--- YOUR TASK ---
Copy out the entries below precisely; nothing is to be omitted.

--- AVAILABLE DATA ---
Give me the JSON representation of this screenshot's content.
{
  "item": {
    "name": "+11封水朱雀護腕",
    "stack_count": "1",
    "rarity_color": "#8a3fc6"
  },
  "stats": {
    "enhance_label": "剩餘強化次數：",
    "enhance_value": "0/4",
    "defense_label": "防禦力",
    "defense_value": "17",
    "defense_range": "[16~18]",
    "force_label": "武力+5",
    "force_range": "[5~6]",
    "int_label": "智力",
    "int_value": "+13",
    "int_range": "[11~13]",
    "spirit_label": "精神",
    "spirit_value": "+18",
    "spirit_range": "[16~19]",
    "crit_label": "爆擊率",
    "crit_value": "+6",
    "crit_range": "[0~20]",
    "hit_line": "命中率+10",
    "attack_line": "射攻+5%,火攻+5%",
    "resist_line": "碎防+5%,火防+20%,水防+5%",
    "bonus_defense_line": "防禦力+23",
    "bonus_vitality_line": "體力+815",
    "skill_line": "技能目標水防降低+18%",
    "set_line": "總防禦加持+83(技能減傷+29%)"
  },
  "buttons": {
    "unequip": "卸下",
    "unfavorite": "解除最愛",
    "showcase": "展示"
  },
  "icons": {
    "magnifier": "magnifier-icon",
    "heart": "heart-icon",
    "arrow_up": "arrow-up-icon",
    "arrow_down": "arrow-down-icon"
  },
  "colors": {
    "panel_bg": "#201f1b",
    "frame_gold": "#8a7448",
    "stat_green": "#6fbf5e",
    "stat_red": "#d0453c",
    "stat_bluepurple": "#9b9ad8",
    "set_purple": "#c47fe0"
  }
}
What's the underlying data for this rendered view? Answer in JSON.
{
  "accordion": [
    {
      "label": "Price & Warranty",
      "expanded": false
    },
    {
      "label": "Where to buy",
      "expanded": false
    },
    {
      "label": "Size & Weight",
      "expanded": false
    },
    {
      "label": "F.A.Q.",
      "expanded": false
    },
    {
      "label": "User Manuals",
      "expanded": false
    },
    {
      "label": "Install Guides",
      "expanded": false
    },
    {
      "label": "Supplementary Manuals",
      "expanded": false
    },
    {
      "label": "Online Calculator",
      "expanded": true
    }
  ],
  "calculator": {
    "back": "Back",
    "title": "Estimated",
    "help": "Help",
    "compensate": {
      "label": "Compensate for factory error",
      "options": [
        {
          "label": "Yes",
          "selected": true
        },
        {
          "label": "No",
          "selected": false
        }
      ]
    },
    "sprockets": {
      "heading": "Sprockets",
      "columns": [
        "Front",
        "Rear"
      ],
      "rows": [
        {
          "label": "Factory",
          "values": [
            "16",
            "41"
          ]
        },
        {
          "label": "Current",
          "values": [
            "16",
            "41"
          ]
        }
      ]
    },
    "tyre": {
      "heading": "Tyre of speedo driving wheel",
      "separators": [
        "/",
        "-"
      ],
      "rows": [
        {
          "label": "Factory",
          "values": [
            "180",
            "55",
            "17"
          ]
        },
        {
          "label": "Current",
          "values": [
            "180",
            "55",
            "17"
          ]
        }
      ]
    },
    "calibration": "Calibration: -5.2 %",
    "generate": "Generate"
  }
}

--- OUTPUT BELOW ---
Give me the JSON representation of this screenshot's content.
{
  "item": {
    "name": "+11封水朱雀護腕",
    "stack_count": "1",
    "rarity_color": "#8a3fc6"
  },
  "stats": {
    "enhance_label": "剩餘強化次數：",
    "enhance_value": "0/4",
    "defense_label": "防禦力",
    "defense_value": "17",
    "defense_range": "[16~18]",
    "force_label": "武力+5",
    "force_range": "[5~6]",
    "int_label": "智力",
    "int_value": "+13",
    "int_range": "[11~13]",
    "spirit_label": "精神",
    "spirit_value": "+18",
    "spirit_range": "[16~19]",
    "crit_label": "爆擊率",
    "crit_value": "+6",
    "crit_range": "[0~20]",
    "hit_line": "命中率+10",
    "attack_line": "射攻+5%,火攻+5%",
    "resist_line": "碎防+5%,火防+20%,水防+5%",
    "bonus_defense_line": "防禦力+23",
    "bonus_vitality_line": "體力+815",
    "skill_line": "技能目標水防降低+18%",
    "set_line": "總防禦加持+83(技能減傷+29%)"
  },
  "buttons": {
    "unequip": "卸下",
    "unfavorite": "解除最愛",
    "showcase": "展示"
  },
  "icons": {
    "magnifier": "magnifier-icon",
    "heart": "heart-icon",
    "arrow_up": "arrow-up-icon",
    "arrow_down": "arrow-down-icon"
  },
  "colors": {
    "panel_bg": "#201f1b",
    "frame_gold": "#8a7448",
    "stat_green": "#6fbf5e",
    "stat_red": "#d0453c",
    "stat_bluepurple": "#9b9ad8",
    "set_purple": "#c47fe0"
  }
}
What's the underlying data for this rendered view? Answer in JSON.
{
  "accordion": [
    {
      "label": "Price & Warranty",
      "expanded": false
    },
    {
      "label": "Where to buy",
      "expanded": false
    },
    {
      "label": "Size & Weight",
      "expanded": false
    },
    {
      "label": "F.A.Q.",
      "expanded": false
    },
    {
      "label": "User Manuals",
      "expanded": false
    },
    {
      "label": "Install Guides",
      "expanded": false
    },
    {
      "label": "Supplementary Manuals",
      "expanded": false
    },
    {
      "label": "Online Calculator",
      "expanded": true
    }
  ],
  "calculator": {
    "back": "Back",
    "title": "Estimated",
    "help": "Help",
    "compensate": {
      "label": "Compensate for factory error",
      "options": [
        {
          "label": "Yes",
          "selected": true
        },
        {
          "label": "No",
          "selected": false
        }
      ]
    },
    "sprockets": {
      "heading": "Sprockets",
      "columns": [
        "Front",
        "Rear"
      ],
      "rows": [
        {
          "label": "Factory",
          "values": [
            "16",
            "41"
          ]
        },
        {
          "label": "Current",
          "values": [
            "16",
            "41"
          ]
        }
      ]
    },
    "tyre": {
      "heading": "Tyre of speedo driving wheel",
      "separators": [
        "/",
        "-"
      ],
      "rows": [
        {
          "label": "Factory",
          "values": [
            "180",
            "55",
            "17"
          ]
        },
        {
          "label": "Current",
          "values": [
            "180",
            "55",
            "17"
          ]
        }
      ]
    },
    "calibration": "Calibration: -5.2 %",
    "generate": "Generate"
  }
}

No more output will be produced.